• _Exercise details_
Leaving the pictures aside, return all of the data below exactly.

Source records
* * * * * * *

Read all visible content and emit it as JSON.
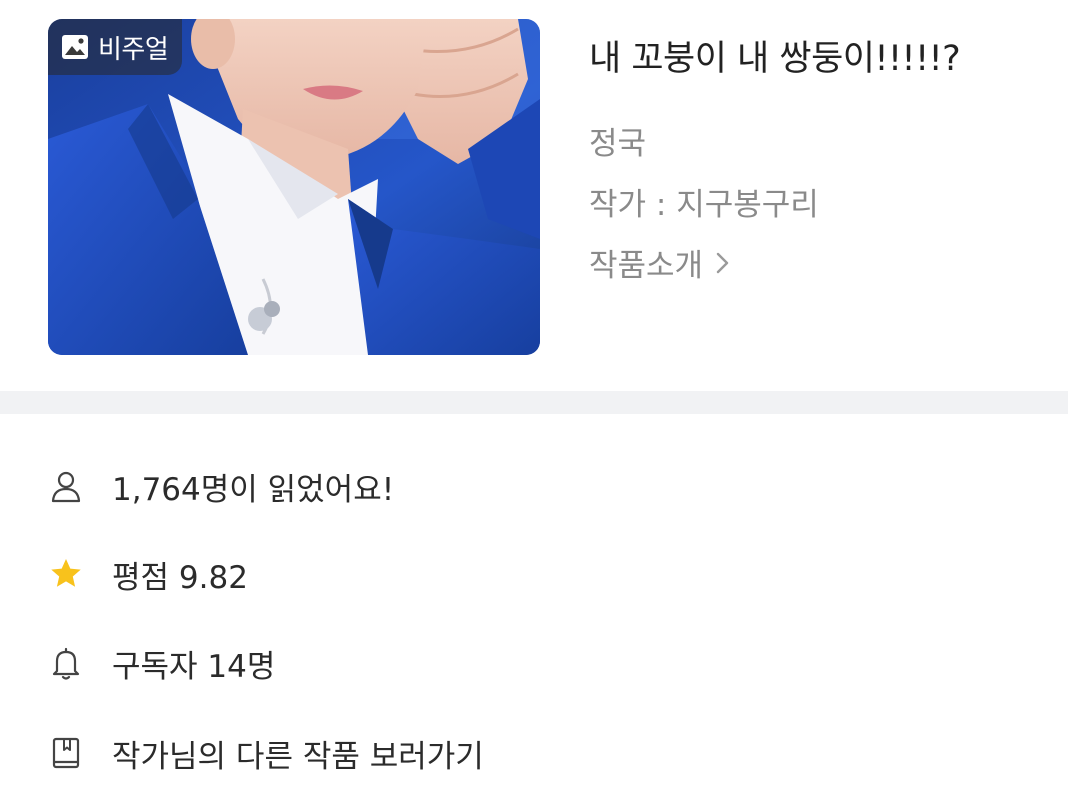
{
  "cover": {
    "badge_label": "비주얼",
    "badge_icon": "image-icon"
  },
  "work": {
    "title": "내 꼬붕이 내 쌍둥이!!!!!?",
    "genre": "정국",
    "author": "작가 : 지구봉구리",
    "intro_label": "작품소개"
  },
  "stats": {
    "readers": "1,764명이 읽었어요!",
    "rating": "평점 9.82",
    "subscribers": "구독자 14명",
    "other_works": "작가님의 다른 작품 보러가기"
  },
  "colors": {
    "star": "#f8c21c",
    "muted_text": "#8a8a8a",
    "band": "#f1f2f4",
    "jacket_blue": "#1f4fc4"
  }
}
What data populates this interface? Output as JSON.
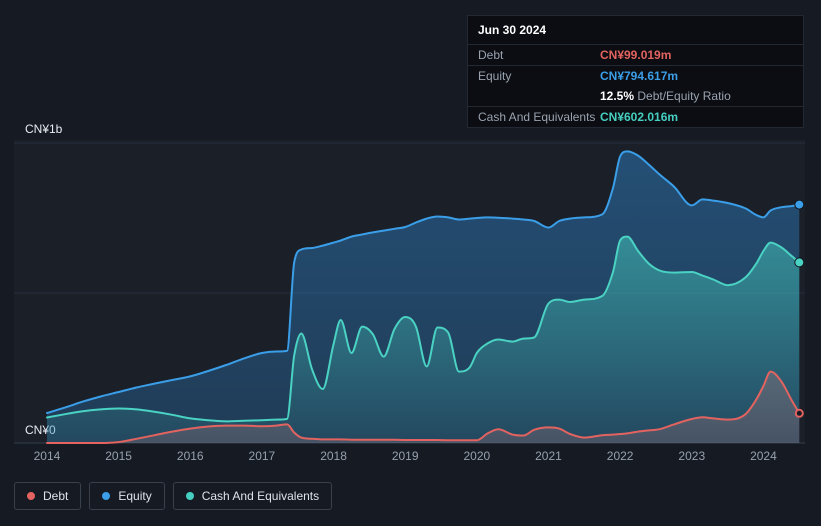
{
  "tooltip": {
    "date": "Jun 30 2024",
    "debt_label": "Debt",
    "debt_value": "CN¥99.019m",
    "equity_label": "Equity",
    "equity_value": "CN¥794.617m",
    "ratio_value": "12.5%",
    "ratio_label": "Debt/Equity Ratio",
    "cash_label": "Cash And Equivalents",
    "cash_value": "CN¥602.016m"
  },
  "legend": [
    {
      "label": "Debt",
      "color": "#E2635F"
    },
    {
      "label": "Equity",
      "color": "#3B9EE8"
    },
    {
      "label": "Cash And Equivalents",
      "color": "#46CFC0"
    }
  ],
  "chart_data": {
    "type": "area",
    "title": "Debt to Equity history",
    "unit": "CN¥ millions",
    "ylim": [
      0,
      1000
    ],
    "y_axis_labels": {
      "top": "CN¥1b",
      "bottom": "CN¥0"
    },
    "x_ticks": [
      "2014",
      "2015",
      "2016",
      "2017",
      "2018",
      "2019",
      "2020",
      "2021",
      "2022",
      "2023",
      "2024"
    ],
    "x_range": [
      2013.54,
      2024.58
    ],
    "gridlines": [
      0,
      500,
      1000
    ],
    "legend_position": "bottom-left",
    "x": [
      2014,
      2014.25,
      2014.5,
      2014.75,
      2015,
      2015.25,
      2015.5,
      2015.75,
      2016,
      2016.25,
      2016.5,
      2016.75,
      2017,
      2017.2,
      2017.35,
      2017.45,
      2017.55,
      2017.7,
      2017.85,
      2018,
      2018.1,
      2018.25,
      2018.4,
      2018.55,
      2018.7,
      2018.85,
      2019,
      2019.15,
      2019.3,
      2019.45,
      2019.6,
      2019.75,
      2019.9,
      2020,
      2020.15,
      2020.3,
      2020.5,
      2020.65,
      2020.8,
      2021,
      2021.15,
      2021.3,
      2021.5,
      2021.75,
      2021.9,
      2022,
      2022.1,
      2022.25,
      2022.4,
      2022.55,
      2022.75,
      2023,
      2023.15,
      2023.3,
      2023.5,
      2023.75,
      2023.9,
      2024,
      2024.1,
      2024.25,
      2024.4,
      2024.5
    ],
    "series": [
      {
        "name": "Debt",
        "color": "#E2635F",
        "fill": "#C47A7A",
        "fill_opacity": [
          0.3,
          0.22
        ],
        "values": [
          0,
          0,
          0,
          0,
          3,
          14,
          26,
          38,
          48,
          55,
          58,
          58,
          56,
          58,
          62,
          35,
          18,
          14,
          12,
          12,
          12,
          11,
          11,
          11,
          11,
          11,
          10,
          10,
          10,
          10,
          9,
          9,
          9,
          9,
          32,
          46,
          28,
          25,
          44,
          52,
          48,
          30,
          18,
          26,
          28,
          30,
          32,
          38,
          42,
          46,
          62,
          80,
          86,
          82,
          78,
          96,
          145,
          190,
          238,
          205,
          140,
          99.019
        ]
      },
      {
        "name": "Equity",
        "color": "#3B9EE8",
        "fill": "#2E7FC2",
        "fill_opacity": [
          0.5,
          0.3
        ],
        "values": [
          100,
          118,
          138,
          155,
          170,
          185,
          198,
          210,
          222,
          240,
          260,
          282,
          300,
          305,
          307,
          600,
          645,
          650,
          658,
          668,
          675,
          688,
          695,
          702,
          708,
          714,
          720,
          735,
          748,
          755,
          752,
          745,
          748,
          750,
          752,
          751,
          748,
          745,
          740,
          718,
          740,
          748,
          752,
          762,
          850,
          955,
          972,
          958,
          928,
          895,
          855,
          792,
          812,
          808,
          800,
          782,
          760,
          752,
          775,
          786,
          790,
          794.617
        ]
      },
      {
        "name": "Cash And Equivalents",
        "color": "#4AD2C3",
        "fill": "#46CFC0",
        "fill_opacity": [
          0.5,
          0.08
        ],
        "values": [
          85,
          96,
          106,
          112,
          115,
          112,
          104,
          94,
          82,
          76,
          72,
          74,
          76,
          78,
          80,
          290,
          365,
          245,
          180,
          330,
          410,
          300,
          388,
          362,
          288,
          380,
          420,
          388,
          255,
          385,
          368,
          238,
          252,
          300,
          332,
          345,
          338,
          348,
          352,
          465,
          478,
          470,
          478,
          490,
          570,
          675,
          688,
          640,
          598,
          575,
          568,
          570,
          558,
          545,
          526,
          552,
          598,
          640,
          668,
          652,
          622,
          602.016
        ]
      }
    ],
    "paint_order": [
      1,
      2,
      0
    ],
    "end_markers": {
      "Debt": "ring",
      "Equity": "dot",
      "Cash And Equivalents": "dot"
    }
  }
}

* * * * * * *

• _Answer section_
Read all visible content and emit it as JSON.
{
  "cover": {
    "badge_label": "비주얼",
    "badge_icon": "image-icon"
  },
  "work": {
    "title": "내 꼬붕이 내 쌍둥이!!!!!?",
    "genre": "정국",
    "author": "작가 : 지구봉구리",
    "intro_label": "작품소개"
  },
  "stats": {
    "readers": "1,764명이 읽었어요!",
    "rating": "평점 9.82",
    "subscribers": "구독자 14명",
    "other_works": "작가님의 다른 작품 보러가기"
  },
  "colors": {
    "star": "#f8c21c",
    "muted_text": "#8a8a8a",
    "band": "#f1f2f4",
    "jacket_blue": "#1f4fc4"
  }
}
What data populates this interface? Output as JSON.
{
  "tooltip": {
    "date": "Jun 30 2024",
    "debt_label": "Debt",
    "debt_value": "CN¥99.019m",
    "equity_label": "Equity",
    "equity_value": "CN¥794.617m",
    "ratio_value": "12.5%",
    "ratio_label": "Debt/Equity Ratio",
    "cash_label": "Cash And Equivalents",
    "cash_value": "CN¥602.016m"
  },
  "legend": [
    {
      "label": "Debt",
      "color": "#E2635F"
    },
    {
      "label": "Equity",
      "color": "#3B9EE8"
    },
    {
      "label": "Cash And Equivalents",
      "color": "#46CFC0"
    }
  ],
  "chart_data": {
    "type": "area",
    "title": "Debt to Equity history",
    "unit": "CN¥ millions",
    "ylim": [
      0,
      1000
    ],
    "y_axis_labels": {
      "top": "CN¥1b",
      "bottom": "CN¥0"
    },
    "x_ticks": [
      "2014",
      "2015",
      "2016",
      "2017",
      "2018",
      "2019",
      "2020",
      "2021",
      "2022",
      "2023",
      "2024"
    ],
    "x_range": [
      2013.54,
      2024.58
    ],
    "gridlines": [
      0,
      500,
      1000
    ],
    "legend_position": "bottom-left",
    "x": [
      2014,
      2014.25,
      2014.5,
      2014.75,
      2015,
      2015.25,
      2015.5,
      2015.75,
      2016,
      2016.25,
      2016.5,
      2016.75,
      2017,
      2017.2,
      2017.35,
      2017.45,
      2017.55,
      2017.7,
      2017.85,
      2018,
      2018.1,
      2018.25,
      2018.4,
      2018.55,
      2018.7,
      2018.85,
      2019,
      2019.15,
      2019.3,
      2019.45,
      2019.6,
      2019.75,
      2019.9,
      2020,
      2020.15,
      2020.3,
      2020.5,
      2020.65,
      2020.8,
      2021,
      2021.15,
      2021.3,
      2021.5,
      2021.75,
      2021.9,
      2022,
      2022.1,
      2022.25,
      2022.4,
      2022.55,
      2022.75,
      2023,
      2023.15,
      2023.3,
      2023.5,
      2023.75,
      2023.9,
      2024,
      2024.1,
      2024.25,
      2024.4,
      2024.5
    ],
    "series": [
      {
        "name": "Debt",
        "color": "#E2635F",
        "fill": "#C47A7A",
        "fill_opacity": [
          0.3,
          0.22
        ],
        "values": [
          0,
          0,
          0,
          0,
          3,
          14,
          26,
          38,
          48,
          55,
          58,
          58,
          56,
          58,
          62,
          35,
          18,
          14,
          12,
          12,
          12,
          11,
          11,
          11,
          11,
          11,
          10,
          10,
          10,
          10,
          9,
          9,
          9,
          9,
          32,
          46,
          28,
          25,
          44,
          52,
          48,
          30,
          18,
          26,
          28,
          30,
          32,
          38,
          42,
          46,
          62,
          80,
          86,
          82,
          78,
          96,
          145,
          190,
          238,
          205,
          140,
          99.019
        ]
      },
      {
        "name": "Equity",
        "color": "#3B9EE8",
        "fill": "#2E7FC2",
        "fill_opacity": [
          0.5,
          0.3
        ],
        "values": [
          100,
          118,
          138,
          155,
          170,
          185,
          198,
          210,
          222,
          240,
          260,
          282,
          300,
          305,
          307,
          600,
          645,
          650,
          658,
          668,
          675,
          688,
          695,
          702,
          708,
          714,
          720,
          735,
          748,
          755,
          752,
          745,
          748,
          750,
          752,
          751,
          748,
          745,
          740,
          718,
          740,
          748,
          752,
          762,
          850,
          955,
          972,
          958,
          928,
          895,
          855,
          792,
          812,
          808,
          800,
          782,
          760,
          752,
          775,
          786,
          790,
          794.617
        ]
      },
      {
        "name": "Cash And Equivalents",
        "color": "#4AD2C3",
        "fill": "#46CFC0",
        "fill_opacity": [
          0.5,
          0.08
        ],
        "values": [
          85,
          96,
          106,
          112,
          115,
          112,
          104,
          94,
          82,
          76,
          72,
          74,
          76,
          78,
          80,
          290,
          365,
          245,
          180,
          330,
          410,
          300,
          388,
          362,
          288,
          380,
          420,
          388,
          255,
          385,
          368,
          238,
          252,
          300,
          332,
          345,
          338,
          348,
          352,
          465,
          478,
          470,
          478,
          490,
          570,
          675,
          688,
          640,
          598,
          575,
          568,
          570,
          558,
          545,
          526,
          552,
          598,
          640,
          668,
          652,
          622,
          602.016
        ]
      }
    ],
    "paint_order": [
      1,
      2,
      0
    ],
    "end_markers": {
      "Debt": "ring",
      "Equity": "dot",
      "Cash And Equivalents": "dot"
    }
  }
}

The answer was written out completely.